Email Note from Bill Deutrom in Lanka to Michael Roberts, 8 Dec 2018
Thank you, Michael for your amazing collection of articles on the Eelam War and its aftermath as well as the present political impasse.
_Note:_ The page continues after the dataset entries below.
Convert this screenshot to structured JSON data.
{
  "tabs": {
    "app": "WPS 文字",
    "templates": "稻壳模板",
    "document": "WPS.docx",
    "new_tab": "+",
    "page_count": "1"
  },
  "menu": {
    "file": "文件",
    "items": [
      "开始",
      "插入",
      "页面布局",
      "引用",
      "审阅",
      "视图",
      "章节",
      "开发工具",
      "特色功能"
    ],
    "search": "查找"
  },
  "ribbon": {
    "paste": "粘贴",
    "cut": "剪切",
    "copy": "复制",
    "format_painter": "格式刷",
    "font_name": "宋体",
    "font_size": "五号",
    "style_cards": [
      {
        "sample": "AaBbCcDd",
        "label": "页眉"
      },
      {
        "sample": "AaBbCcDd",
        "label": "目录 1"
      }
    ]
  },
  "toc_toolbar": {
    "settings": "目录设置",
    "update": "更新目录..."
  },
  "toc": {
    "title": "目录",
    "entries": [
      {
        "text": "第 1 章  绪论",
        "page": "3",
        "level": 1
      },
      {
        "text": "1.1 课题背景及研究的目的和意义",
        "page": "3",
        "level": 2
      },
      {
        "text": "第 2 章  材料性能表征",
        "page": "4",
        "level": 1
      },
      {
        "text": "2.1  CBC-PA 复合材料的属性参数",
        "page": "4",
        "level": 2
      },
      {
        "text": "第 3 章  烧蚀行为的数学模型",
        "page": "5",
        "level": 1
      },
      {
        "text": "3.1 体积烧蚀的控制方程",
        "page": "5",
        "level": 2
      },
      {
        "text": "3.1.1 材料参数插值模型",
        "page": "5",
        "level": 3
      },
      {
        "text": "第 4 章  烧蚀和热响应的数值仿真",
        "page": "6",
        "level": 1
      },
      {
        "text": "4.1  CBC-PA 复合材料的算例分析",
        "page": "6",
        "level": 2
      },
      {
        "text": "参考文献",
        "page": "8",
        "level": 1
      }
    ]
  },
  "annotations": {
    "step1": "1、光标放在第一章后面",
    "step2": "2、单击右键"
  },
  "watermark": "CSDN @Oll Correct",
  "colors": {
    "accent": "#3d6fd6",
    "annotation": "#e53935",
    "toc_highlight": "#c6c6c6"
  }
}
Alas, they will not convince people who have already made up their mind based on emotion, ethnicity or with a hatred for Rajapaksa.Continue reading →
This is a reproduction of COMMENTS in a previous Thuppahi Item from 2012 — which presented an article by Rajan Philips in the Sunday Island of 26 February 2012. This unusual step is taken because the information therein: (1) about caste oppression in the Jaffna Peninsula even in the 1970s; (2) data on the politics of the Jaffna Youth congress and its boycott campaign against the Donoughmore Reforms and the 1931 elections in the north; (#) a reading of GG Ponnambalam (4) the contributions to the discussion from R, Sid Perinbanayagam and Nalliah Thayabharan — with Thayabharan’s slashing criticisms of the LTTE and Tamil diasporic supporters evincing a remarkable courage.
“[This poem was presented] a small pamphlet called “Ganga” published in Colombo in 1978: it was aimed at the boasting men of violence everywhere – the Warriors of Terror whom in the guise of Freedom Fighters were inflicting further violence on already violated communities:
To Aloysius-Ludovico (The Terrorist)
I am tired of hearing you sing
the anthems of Freedom and War…
How joyously you crack the whip
and bellow out the tune above the drums!
But the faces of my friends haunt me
in the mornings when I see Death’s Armada
With its pirate’s flag of torture trailing….
what does it matter, your Freedom?
They are dying, my friends and their children…
Nalliah Thayabharan, thank you for reminding me of this poem written in despair in Colombo 30+ years ago. A whole generation has grown up since then but the same (better) poem is probably being written today in Syria by some unknown idealist…..as the song goes “When will we ever learn?”
Thuppahi's Blog · This web site presents the interventions of MICHAEL ROBERTS in the public realm with reference to Sri Lankan political affairs. It will embrace the politics of cricket as well. ROBERTS was educated at St. Aloysius College in Galle and the universities of Peradeniya and Oxford. He taught History at Peradeniya University and Anthropology at Adelaide university. He is now retired and lives in Adelaide.